Dave: Definitely. And so I think we’ve got a little bit of time left for this last story. Yeah, this one got to me a bit. This one’s from nine to five Google. And it’s a little bit frustrating. Because Google have said that they’re going to restrict the use of ad blockers inside Chrome. Now, from a business point of view, it makes complete sense. Google rely on ads. But from an end user point of view, it kind of sucks. Because ads are becoming more and more pervasive, these days, I’m pretty sure you’ll agree, Jeff. So for them to kind of restrict how Adblock and uBlock and Ghostery and things like that work isn’t going to go down well with like the majority of users who use Chrome, right?
Jeff: Yeah, I think when you look about this, and there’s certain changes that come into play with this one, it definitely leaves on a sour note for a lot of people I know that I saw a few people posting, well, I’m moving the Firefox. And these were some notable people, you know, especially a few types of the EFF posting some things out there. And you’re like, you know what, yeah, you know, while you know, this is a business model for areas. I also think there’s an underlying possible security thing that they’re trying to do here with limiting the number of access to people have the things but again, it sucks. They’ve been messing with ad blockers for a little bit lately, where some stuff have gotten like, you know, some of the ones just get devalued just a little bit, if you will. So their power has been restricted. Yeah. Take back that old Spider Man With great power comes great responsibility. I don’t see Google changing because it’s where they make their money on. And if you’re if you’re stripping out the cookies for all the people are blocking display ads from showing eventually, it’s going to hurt some money or hurt partnerships. And as you said, the enterprise level is where the money’s at for them.

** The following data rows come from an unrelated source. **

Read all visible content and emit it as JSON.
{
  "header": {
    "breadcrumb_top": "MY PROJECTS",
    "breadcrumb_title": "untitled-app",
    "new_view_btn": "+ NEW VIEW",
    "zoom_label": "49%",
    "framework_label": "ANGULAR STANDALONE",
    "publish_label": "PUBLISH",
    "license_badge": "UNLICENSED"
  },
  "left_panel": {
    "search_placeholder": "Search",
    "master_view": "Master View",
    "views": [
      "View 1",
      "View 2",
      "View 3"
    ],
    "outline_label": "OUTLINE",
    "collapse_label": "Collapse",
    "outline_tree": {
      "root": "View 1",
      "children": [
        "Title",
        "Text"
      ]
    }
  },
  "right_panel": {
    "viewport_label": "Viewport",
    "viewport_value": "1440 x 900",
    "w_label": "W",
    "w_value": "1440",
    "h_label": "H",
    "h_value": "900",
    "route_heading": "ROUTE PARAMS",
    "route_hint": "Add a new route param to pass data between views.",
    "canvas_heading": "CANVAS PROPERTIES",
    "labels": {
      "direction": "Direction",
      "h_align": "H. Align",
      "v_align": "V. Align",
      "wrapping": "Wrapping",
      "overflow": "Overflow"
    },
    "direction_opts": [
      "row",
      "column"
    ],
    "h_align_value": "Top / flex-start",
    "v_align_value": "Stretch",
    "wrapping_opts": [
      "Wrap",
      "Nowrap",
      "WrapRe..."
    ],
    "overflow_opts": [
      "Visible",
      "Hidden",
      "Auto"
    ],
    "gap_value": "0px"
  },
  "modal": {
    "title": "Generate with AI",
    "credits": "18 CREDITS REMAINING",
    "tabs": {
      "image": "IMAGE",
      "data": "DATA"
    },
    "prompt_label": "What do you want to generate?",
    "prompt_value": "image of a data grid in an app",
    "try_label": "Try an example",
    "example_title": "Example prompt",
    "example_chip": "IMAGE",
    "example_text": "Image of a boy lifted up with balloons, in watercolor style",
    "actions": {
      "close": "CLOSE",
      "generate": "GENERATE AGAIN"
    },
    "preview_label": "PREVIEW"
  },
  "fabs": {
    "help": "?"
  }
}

Dave: Yeah, yeah. And, you know, if you don’t like the change, Firefox is calling I Firefox is my main browser. I love it. I moved over last year after being on Chrome for quite a while. So and you know, Firefox is not going to get rid of ad blockers anytime soon. So there’s your alternative.
Jeff: See, I still like Chrome. It’s just easier for me. It’s just I’ve been using it for over 10 years now. Get off my lawn.

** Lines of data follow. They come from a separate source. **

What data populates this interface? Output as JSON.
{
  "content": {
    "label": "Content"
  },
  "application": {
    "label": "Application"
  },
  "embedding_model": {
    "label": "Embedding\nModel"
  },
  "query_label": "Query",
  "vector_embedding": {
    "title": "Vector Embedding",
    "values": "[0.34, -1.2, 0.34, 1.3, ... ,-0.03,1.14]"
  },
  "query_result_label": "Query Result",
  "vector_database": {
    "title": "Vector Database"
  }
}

Dave: Oh, no, it wasn’t gonna say anything. But yeah. That makes you sound old.
Jeff: Well, it does. But I think at the same time, it’s something to watch as it goes through. Also, yeah, I don’t even look at half the ads that are on there. And I also block cookies from half the places that come through. So there’s small small wins, small Punic victories in this big behemoth that is make money off the end user. Yep. All right.
Well, there you have it, guys. This week’s edition of the Kaspersky Lab Transatlantic Cable podcast has come to an end. If you like what you heard, please subscribe or leave us a five-star review. And if you have friends who want to catch up on infosec for the week, please share the link with them because sharing is caring, everybody. So, we’ll see you guys again next week. Same cybertime, same cyberchannel, and have a great weekend.